#### EXERCISE DATA:
——
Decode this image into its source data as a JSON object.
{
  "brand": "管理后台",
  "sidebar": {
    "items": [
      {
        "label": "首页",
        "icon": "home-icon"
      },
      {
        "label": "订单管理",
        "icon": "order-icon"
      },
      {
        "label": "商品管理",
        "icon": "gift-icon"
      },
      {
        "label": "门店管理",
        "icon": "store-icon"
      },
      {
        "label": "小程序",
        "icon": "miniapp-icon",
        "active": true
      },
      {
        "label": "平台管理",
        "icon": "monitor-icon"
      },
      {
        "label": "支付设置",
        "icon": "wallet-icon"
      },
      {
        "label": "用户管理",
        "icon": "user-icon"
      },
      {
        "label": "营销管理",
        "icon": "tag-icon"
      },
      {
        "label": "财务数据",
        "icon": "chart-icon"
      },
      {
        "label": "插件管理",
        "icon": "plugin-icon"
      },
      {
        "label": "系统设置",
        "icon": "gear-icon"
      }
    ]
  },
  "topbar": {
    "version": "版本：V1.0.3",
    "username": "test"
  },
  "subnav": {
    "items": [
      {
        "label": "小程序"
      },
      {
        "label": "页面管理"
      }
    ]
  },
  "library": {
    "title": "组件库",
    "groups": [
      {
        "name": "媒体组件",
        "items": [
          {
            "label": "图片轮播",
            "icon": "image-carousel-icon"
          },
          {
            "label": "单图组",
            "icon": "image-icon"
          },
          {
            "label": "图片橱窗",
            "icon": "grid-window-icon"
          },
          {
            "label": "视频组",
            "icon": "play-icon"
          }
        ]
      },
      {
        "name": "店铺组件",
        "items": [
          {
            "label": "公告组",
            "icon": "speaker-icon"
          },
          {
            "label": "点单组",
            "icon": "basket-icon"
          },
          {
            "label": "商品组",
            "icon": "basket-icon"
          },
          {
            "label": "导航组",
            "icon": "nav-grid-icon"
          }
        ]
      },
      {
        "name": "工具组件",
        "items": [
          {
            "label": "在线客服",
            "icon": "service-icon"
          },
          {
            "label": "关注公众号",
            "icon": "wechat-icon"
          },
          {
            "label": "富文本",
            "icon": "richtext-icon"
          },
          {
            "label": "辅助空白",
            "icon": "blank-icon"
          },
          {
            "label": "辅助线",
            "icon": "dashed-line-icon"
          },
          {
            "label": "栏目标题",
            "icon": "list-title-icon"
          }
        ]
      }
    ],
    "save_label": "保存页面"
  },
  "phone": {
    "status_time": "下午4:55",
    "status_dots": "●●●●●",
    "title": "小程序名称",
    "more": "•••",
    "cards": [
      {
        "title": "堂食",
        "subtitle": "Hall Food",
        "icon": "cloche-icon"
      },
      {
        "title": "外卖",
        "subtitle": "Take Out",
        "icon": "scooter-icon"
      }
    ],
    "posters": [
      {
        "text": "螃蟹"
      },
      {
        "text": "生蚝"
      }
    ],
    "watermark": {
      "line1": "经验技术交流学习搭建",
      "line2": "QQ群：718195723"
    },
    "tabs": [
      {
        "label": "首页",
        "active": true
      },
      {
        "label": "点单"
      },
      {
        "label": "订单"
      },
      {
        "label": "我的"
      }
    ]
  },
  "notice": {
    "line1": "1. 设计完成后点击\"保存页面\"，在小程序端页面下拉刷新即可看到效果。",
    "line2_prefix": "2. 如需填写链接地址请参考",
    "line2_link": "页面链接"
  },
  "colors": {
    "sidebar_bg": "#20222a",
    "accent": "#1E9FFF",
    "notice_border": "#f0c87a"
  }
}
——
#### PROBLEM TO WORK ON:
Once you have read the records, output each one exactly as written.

#### SOLUTION TO THIS TASK:
Decode this image into its source data as a JSON object.
{
  "brand": "管理后台",
  "sidebar": {
    "items": [
      {
        "label": "首页",
        "icon": "home-icon"
      },
      {
        "label": "订单管理",
        "icon": "order-icon"
      },
      {
        "label": "商品管理",
        "icon": "gift-icon"
      },
      {
        "label": "门店管理",
        "icon": "store-icon"
      },
      {
        "label": "小程序",
        "icon": "miniapp-icon",
        "active": true
      },
      {
        "label": "平台管理",
        "icon": "monitor-icon"
      },
      {
        "label": "支付设置",
        "icon": "wallet-icon"
      },
      {
        "label": "用户管理",
        "icon": "user-icon"
      },
      {
        "label": "营销管理",
        "icon": "tag-icon"
      },
      {
        "label": "财务数据",
        "icon": "chart-icon"
      },
      {
        "label": "插件管理",
        "icon": "plugin-icon"
      },
      {
        "label": "系统设置",
        "icon": "gear-icon"
      }
    ]
  },
  "topbar": {
    "version": "版本：V1.0.3",
    "username": "test"
  },
  "subnav": {
    "items": [
      {
        "label": "小程序"
      },
      {
        "label": "页面管理"
      }
    ]
  },
  "library": {
    "title": "组件库",
    "groups": [
      {
        "name": "媒体组件",
        "items": [
          {
            "label": "图片轮播",
            "icon": "image-carousel-icon"
          },
          {
            "label": "单图组",
            "icon": "image-icon"
          },
          {
            "label": "图片橱窗",
            "icon": "grid-window-icon"
          },
          {
            "label": "视频组",
            "icon": "play-icon"
          }
        ]
      },
      {
        "name": "店铺组件",
        "items": [
          {
            "label": "公告组",
            "icon": "speaker-icon"
          },
          {
            "label": "点单组",
            "icon": "basket-icon"
          },
          {
            "label": "商品组",
            "icon": "basket-icon"
          },
          {
            "label": "导航组",
            "icon": "nav-grid-icon"
          }
        ]
      },
      {
        "name": "工具组件",
        "items": [
          {
            "label": "在线客服",
            "icon": "service-icon"
          },
          {
            "label": "关注公众号",
            "icon": "wechat-icon"
          },
          {
            "label": "富文本",
            "icon": "richtext-icon"
          },
          {
            "label": "辅助空白",
            "icon": "blank-icon"
          },
          {
            "label": "辅助线",
            "icon": "dashed-line-icon"
          },
          {
            "label": "栏目标题",
            "icon": "list-title-icon"
          }
        ]
      }
    ],
    "save_label": "保存页面"
  },
  "phone": {
    "status_time": "下午4:55",
    "status_dots": "●●●●●",
    "title": "小程序名称",
    "more": "•••",
    "cards": [
      {
        "title": "堂食",
        "subtitle": "Hall Food",
        "icon": "cloche-icon"
      },
      {
        "title": "外卖",
        "subtitle": "Take Out",
        "icon": "scooter-icon"
      }
    ],
    "posters": [
      {
        "text": "螃蟹"
      },
      {
        "text": "生蚝"
      }
    ],
    "watermark": {
      "line1": "经验技术交流学习搭建",
      "line2": "QQ群：718195723"
    },
    "tabs": [
      {
        "label": "首页",
        "active": true
      },
      {
        "label": "点单"
      },
      {
        "label": "订单"
      },
      {
        "label": "我的"
      }
    ]
  },
  "notice": {
    "line1": "1. 设计完成后点击\"保存页面\"，在小程序端页面下拉刷新即可看到效果。",
    "line2_prefix": "2. 如需填写链接地址请参考",
    "line2_link": "页面链接"
  },
  "colors": {
    "sidebar_bg": "#20222a",
    "accent": "#1E9FFF",
    "notice_border": "#f0c87a"
  }
}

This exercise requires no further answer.